# Task prompt:
Each record below is to be copied word for word, with pictures removed.

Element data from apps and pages
[Start of section]
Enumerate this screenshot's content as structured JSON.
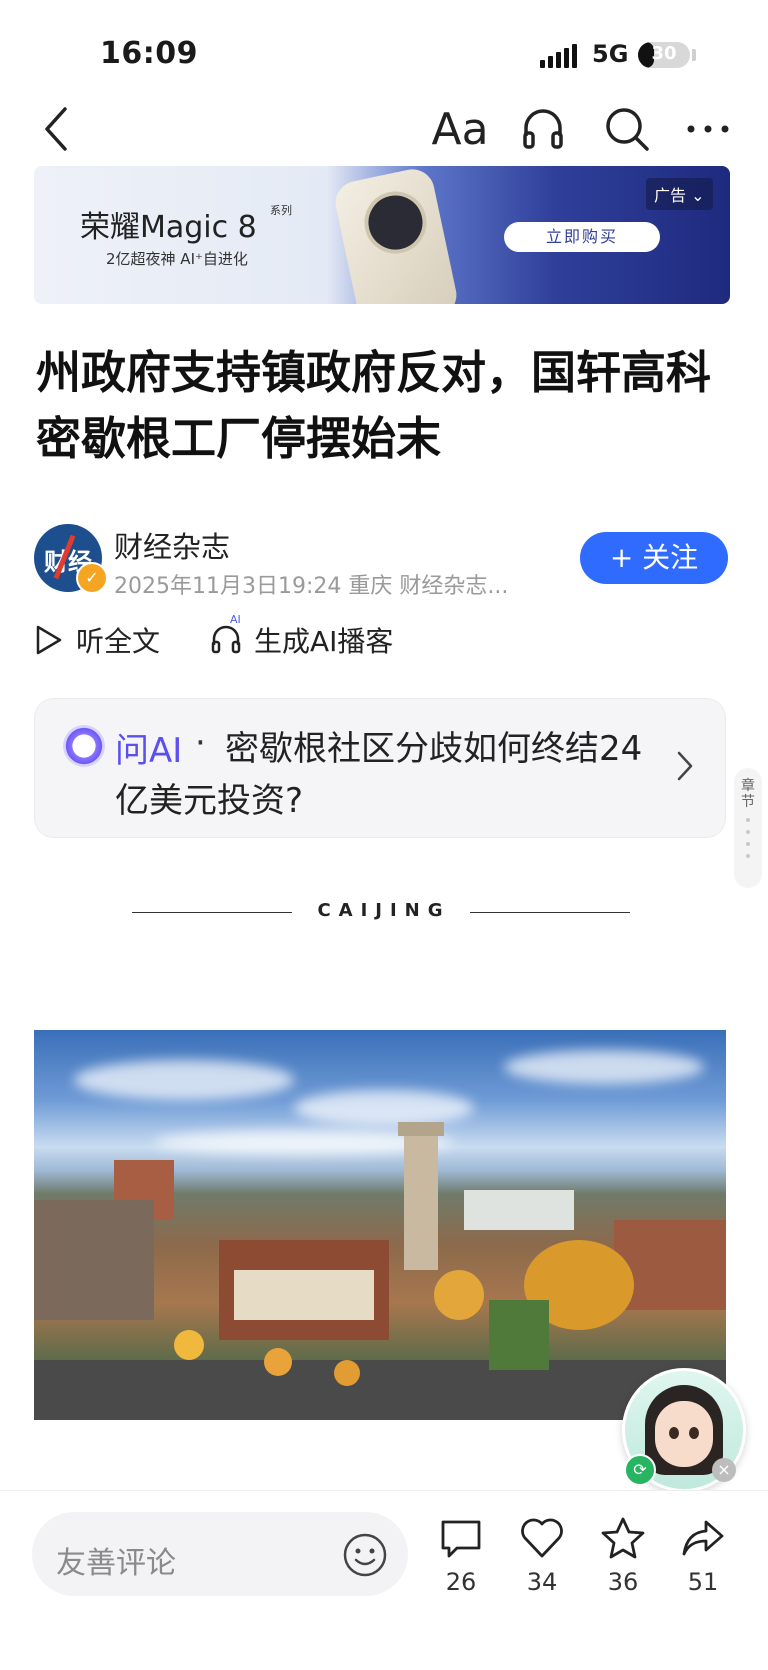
{
  "status_bar": {
    "time": "16:09",
    "network": "5G",
    "battery": "30",
    "battery_level": 0.3
  },
  "nav": {
    "font_icon": "Aa",
    "icons": [
      "back-arrow-icon",
      "headphones-icon",
      "search-icon",
      "more-icon"
    ]
  },
  "ad": {
    "brand": "荣耀Magic 8",
    "series": "系列",
    "subtitle": "2亿超夜神  AI⁺自进化",
    "cta": "立即购买",
    "tag": "广告"
  },
  "article": {
    "title": "州政府支持镇政府反对，国轩高科密歇根工厂停摆始末",
    "author": "财经杂志",
    "avatar_text": "财经",
    "meta": "2025年11月3日19:24 重庆 财经杂志...",
    "follow": "+ 关注"
  },
  "listen": {
    "full": "听全文",
    "podcast": "生成AI播客",
    "podcast_badge": "AI"
  },
  "ask_ai": {
    "label": "问AI",
    "separator": "·",
    "question": "密歇根社区分歧如何终结24亿美元投资?"
  },
  "chapter": {
    "label": "章节"
  },
  "divider": {
    "text": "CAIJING"
  },
  "bottom": {
    "comment_placeholder": "友善评论",
    "comments": "26",
    "likes": "34",
    "favorites": "36",
    "shares": "51"
  },
  "colors": {
    "accent": "#2f6bff",
    "ai_purple": "#5a4ff0",
    "text": "#1a1a1a",
    "muted": "#9a9a9a"
  }
}
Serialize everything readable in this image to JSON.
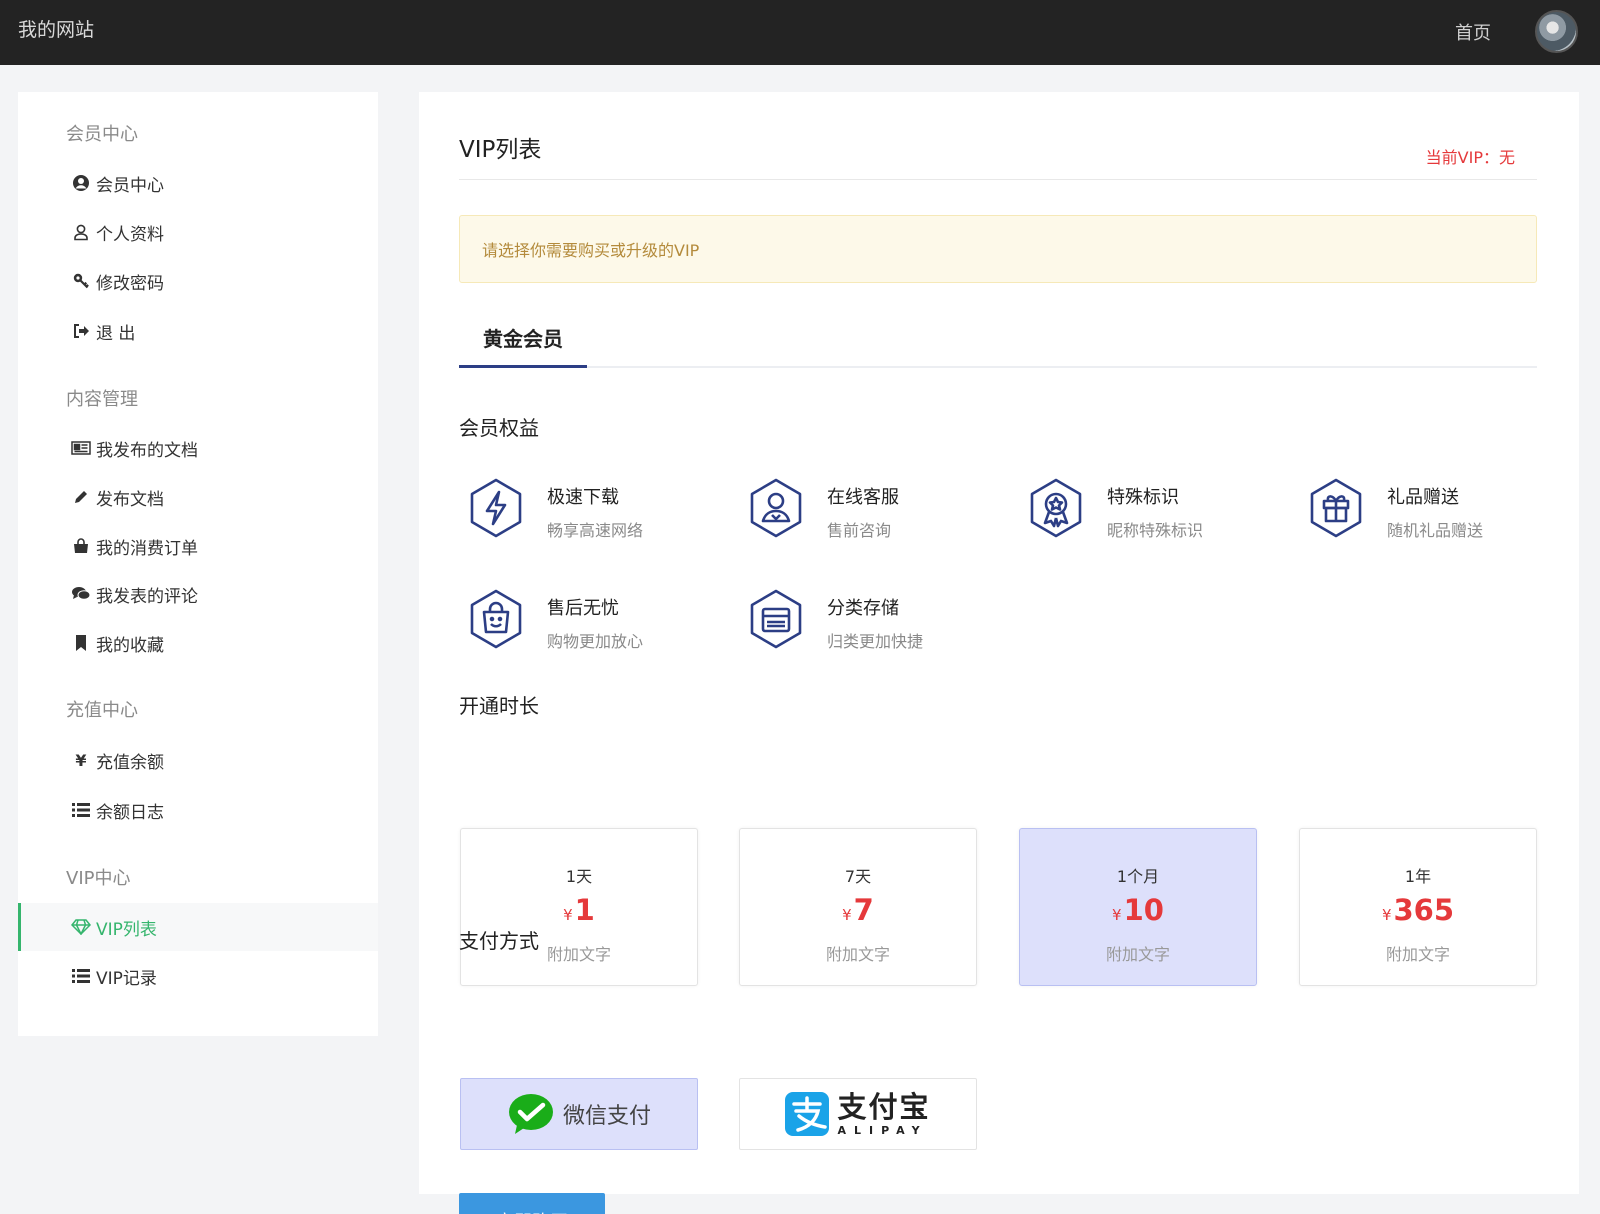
{
  "header": {
    "site_title": "我的网站",
    "nav_home": "首页"
  },
  "sidebar": {
    "groups": [
      {
        "label": "会员中心",
        "items": [
          {
            "label": "会员中心",
            "icon": "user-circle-icon"
          },
          {
            "label": "个人资料",
            "icon": "user-icon"
          },
          {
            "label": "修改密码",
            "icon": "key-icon"
          },
          {
            "label": "退 出",
            "icon": "sign-out-icon"
          }
        ]
      },
      {
        "label": "内容管理",
        "items": [
          {
            "label": "我发布的文档",
            "icon": "newspaper-icon"
          },
          {
            "label": "发布文档",
            "icon": "pencil-icon"
          },
          {
            "label": "我的消费订单",
            "icon": "shopping-bag-icon"
          },
          {
            "label": "我发表的评论",
            "icon": "comments-icon"
          },
          {
            "label": "我的收藏",
            "icon": "bookmark-icon"
          }
        ]
      },
      {
        "label": "充值中心",
        "items": [
          {
            "label": "充值余额",
            "icon": "yen-icon"
          },
          {
            "label": "余额日志",
            "icon": "list-icon"
          }
        ]
      },
      {
        "label": "VIP中心",
        "items": [
          {
            "label": "VIP列表",
            "icon": "diamond-icon",
            "active": true
          },
          {
            "label": "VIP记录",
            "icon": "list-icon"
          }
        ]
      }
    ]
  },
  "main": {
    "title": "VIP列表",
    "current_vip": "当前VIP：无",
    "notice": "请选择你需要购买或升级的VIP",
    "tabs": [
      {
        "label": "黄金会员",
        "active": true
      }
    ],
    "benefits_title": "会员权益",
    "benefits": [
      {
        "name": "极速下载",
        "desc": "畅享高速网络",
        "icon": "lightning-icon"
      },
      {
        "name": "在线客服",
        "desc": "售前咨询",
        "icon": "customer-service-icon"
      },
      {
        "name": "特殊标识",
        "desc": "昵称特殊标识",
        "icon": "badge-star-icon"
      },
      {
        "name": "礼品赠送",
        "desc": "随机礼品赠送",
        "icon": "gift-icon"
      },
      {
        "name": "售后无忧",
        "desc": "购物更加放心",
        "icon": "shopping-bag-smile-icon"
      },
      {
        "name": "分类存储",
        "desc": "归类更加快捷",
        "icon": "storage-card-icon"
      }
    ],
    "duration_title": "开通时长",
    "plans": [
      {
        "name": "1天",
        "currency": "¥",
        "price": "1",
        "note": "附加文字",
        "selected": false
      },
      {
        "name": "7天",
        "currency": "¥",
        "price": "7",
        "note": "附加文字",
        "selected": false
      },
      {
        "name": "1个月",
        "currency": "¥",
        "price": "10",
        "note": "附加文字",
        "selected": true
      },
      {
        "name": "1年",
        "currency": "¥",
        "price": "365",
        "note": "附加文字",
        "selected": false
      }
    ],
    "payment_title": "支付方式",
    "payments": {
      "wechat_label": "微信支付",
      "alipay_cn": "支付宝",
      "alipay_en": "ALIPAY"
    },
    "buy_button": "立即购买",
    "colors": {
      "accent_green": "#35b56d",
      "price_red": "#e5393b",
      "tab_underline": "#2c3e85",
      "buy_button": "#3b97e0",
      "selected_bg": "#dde0fb",
      "icon_navy": "#2c3e85"
    }
  }
}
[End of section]
# Output:
Enumerate this screenshot's content as structured JSON.
{
  "status_bar": {
    "time": "16:09",
    "network": "5G",
    "battery": "30",
    "battery_level": 0.3
  },
  "nav": {
    "font_icon": "Aa",
    "icons": [
      "back-arrow-icon",
      "headphones-icon",
      "search-icon",
      "more-icon"
    ]
  },
  "ad": {
    "brand": "荣耀Magic 8",
    "series": "系列",
    "subtitle": "2亿超夜神  AI⁺自进化",
    "cta": "立即购买",
    "tag": "广告"
  },
  "article": {
    "title": "州政府支持镇政府反对，国轩高科密歇根工厂停摆始末",
    "author": "财经杂志",
    "avatar_text": "财经",
    "meta": "2025年11月3日19:24 重庆 财经杂志...",
    "follow": "+ 关注"
  },
  "listen": {
    "full": "听全文",
    "podcast": "生成AI播客",
    "podcast_badge": "AI"
  },
  "ask_ai": {
    "label": "问AI",
    "separator": "·",
    "question": "密歇根社区分歧如何终结24亿美元投资?"
  },
  "chapter": {
    "label": "章节"
  },
  "divider": {
    "text": "CAIJING"
  },
  "bottom": {
    "comment_placeholder": "友善评论",
    "comments": "26",
    "likes": "34",
    "favorites": "36",
    "shares": "51"
  },
  "colors": {
    "accent": "#2f6bff",
    "ai_purple": "#5a4ff0",
    "text": "#1a1a1a",
    "muted": "#9a9a9a"
  }
}
Serialize everything readable in this image to JSON.
{
  "header": {
    "site_title": "我的网站",
    "nav_home": "首页"
  },
  "sidebar": {
    "groups": [
      {
        "label": "会员中心",
        "items": [
          {
            "label": "会员中心",
            "icon": "user-circle-icon"
          },
          {
            "label": "个人资料",
            "icon": "user-icon"
          },
          {
            "label": "修改密码",
            "icon": "key-icon"
          },
          {
            "label": "退 出",
            "icon": "sign-out-icon"
          }
        ]
      },
      {
        "label": "内容管理",
        "items": [
          {
            "label": "我发布的文档",
            "icon": "newspaper-icon"
          },
          {
            "label": "发布文档",
            "icon": "pencil-icon"
          },
          {
            "label": "我的消费订单",
            "icon": "shopping-bag-icon"
          },
          {
            "label": "我发表的评论",
            "icon": "comments-icon"
          },
          {
            "label": "我的收藏",
            "icon": "bookmark-icon"
          }
        ]
      },
      {
        "label": "充值中心",
        "items": [
          {
            "label": "充值余额",
            "icon": "yen-icon"
          },
          {
            "label": "余额日志",
            "icon": "list-icon"
          }
        ]
      },
      {
        "label": "VIP中心",
        "items": [
          {
            "label": "VIP列表",
            "icon": "diamond-icon",
            "active": true
          },
          {
            "label": "VIP记录",
            "icon": "list-icon"
          }
        ]
      }
    ]
  },
  "main": {
    "title": "VIP列表",
    "current_vip": "当前VIP：无",
    "notice": "请选择你需要购买或升级的VIP",
    "tabs": [
      {
        "label": "黄金会员",
        "active": true
      }
    ],
    "benefits_title": "会员权益",
    "benefits": [
      {
        "name": "极速下载",
        "desc": "畅享高速网络",
        "icon": "lightning-icon"
      },
      {
        "name": "在线客服",
        "desc": "售前咨询",
        "icon": "customer-service-icon"
      },
      {
        "name": "特殊标识",
        "desc": "昵称特殊标识",
        "icon": "badge-star-icon"
      },
      {
        "name": "礼品赠送",
        "desc": "随机礼品赠送",
        "icon": "gift-icon"
      },
      {
        "name": "售后无忧",
        "desc": "购物更加放心",
        "icon": "shopping-bag-smile-icon"
      },
      {
        "name": "分类存储",
        "desc": "归类更加快捷",
        "icon": "storage-card-icon"
      }
    ],
    "duration_title": "开通时长",
    "plans": [
      {
        "name": "1天",
        "currency": "¥",
        "price": "1",
        "note": "附加文字",
        "selected": false
      },
      {
        "name": "7天",
        "currency": "¥",
        "price": "7",
        "note": "附加文字",
        "selected": false
      },
      {
        "name": "1个月",
        "currency": "¥",
        "price": "10",
        "note": "附加文字",
        "selected": true
      },
      {
        "name": "1年",
        "currency": "¥",
        "price": "365",
        "note": "附加文字",
        "selected": false
      }
    ],
    "payment_title": "支付方式",
    "payments": {
      "wechat_label": "微信支付",
      "alipay_cn": "支付宝",
      "alipay_en": "ALIPAY"
    },
    "buy_button": "立即购买",
    "colors": {
      "accent_green": "#35b56d",
      "price_red": "#e5393b",
      "tab_underline": "#2c3e85",
      "buy_button": "#3b97e0",
      "selected_bg": "#dde0fb",
      "icon_navy": "#2c3e85"
    }
  }
}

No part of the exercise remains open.